▶ Problem to solve
Apart from the pictures, every line below needs to be reproduced verbatim.

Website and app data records

===============

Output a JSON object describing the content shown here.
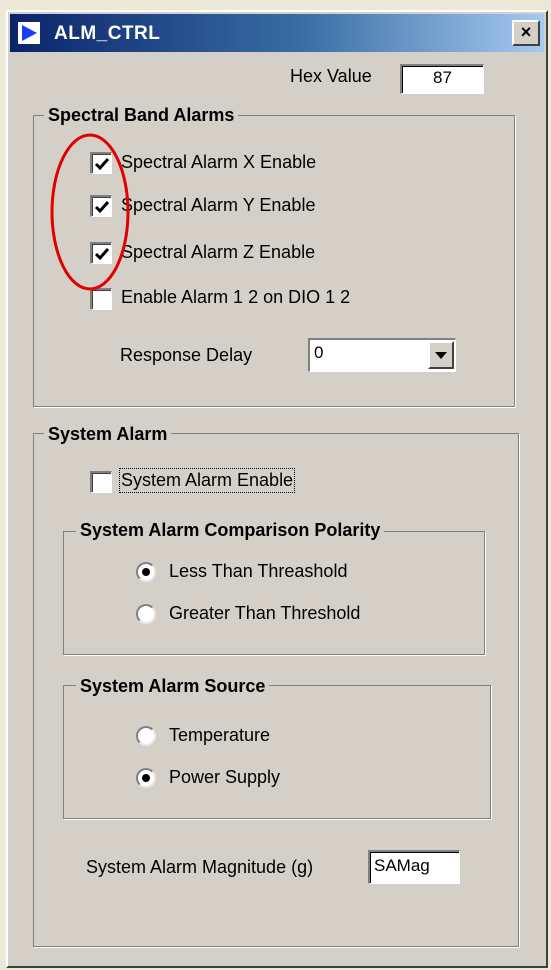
{
  "window": {
    "title": "ALM_CTRL",
    "close_label": "×"
  },
  "hex": {
    "label": "Hex Value",
    "value": "87"
  },
  "spectral": {
    "legend": "Spectral Band Alarms",
    "items": [
      {
        "label": "Spectral Alarm X Enable",
        "checked": true
      },
      {
        "label": "Spectral Alarm Y Enable",
        "checked": true
      },
      {
        "label": "Spectral Alarm Z Enable",
        "checked": true
      },
      {
        "label": "Enable Alarm 1  2 on DIO 1 2",
        "checked": false
      }
    ],
    "response_delay_label": "Response Delay",
    "response_delay_value": "0"
  },
  "system": {
    "legend": "System Alarm",
    "enable_label": "System Alarm Enable",
    "enable_checked": false,
    "polarity": {
      "legend": "System Alarm Comparison Polarity",
      "options": [
        "Less Than Threashold",
        "Greater Than Threshold"
      ],
      "selected": "Less Than Threashold"
    },
    "source": {
      "legend": "System Alarm Source",
      "options": [
        "Temperature",
        "Power Supply"
      ],
      "selected": "Power Supply"
    },
    "magnitude_label": "System Alarm Magnitude (g)",
    "magnitude_value": "SAMag"
  },
  "colors": {
    "annotation": "#e00000",
    "title_start": "#0a246a",
    "title_end": "#a6caf0"
  }
}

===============

▶ Result for this exercise
Output a JSON object describing the content shown here.
{
  "window": {
    "title": "ALM_CTRL",
    "close_label": "×"
  },
  "hex": {
    "label": "Hex Value",
    "value": "87"
  },
  "spectral": {
    "legend": "Spectral Band Alarms",
    "items": [
      {
        "label": "Spectral Alarm X Enable",
        "checked": true
      },
      {
        "label": "Spectral Alarm Y Enable",
        "checked": true
      },
      {
        "label": "Spectral Alarm Z Enable",
        "checked": true
      },
      {
        "label": "Enable Alarm 1  2 on DIO 1 2",
        "checked": false
      }
    ],
    "response_delay_label": "Response Delay",
    "response_delay_value": "0"
  },
  "system": {
    "legend": "System Alarm",
    "enable_label": "System Alarm Enable",
    "enable_checked": false,
    "polarity": {
      "legend": "System Alarm Comparison Polarity",
      "options": [
        "Less Than Threashold",
        "Greater Than Threshold"
      ],
      "selected": "Less Than Threashold"
    },
    "source": {
      "legend": "System Alarm Source",
      "options": [
        "Temperature",
        "Power Supply"
      ],
      "selected": "Power Supply"
    },
    "magnitude_label": "System Alarm Magnitude (g)",
    "magnitude_value": "SAMag"
  },
  "colors": {
    "annotation": "#e00000",
    "title_start": "#0a246a",
    "title_end": "#a6caf0"
  }
}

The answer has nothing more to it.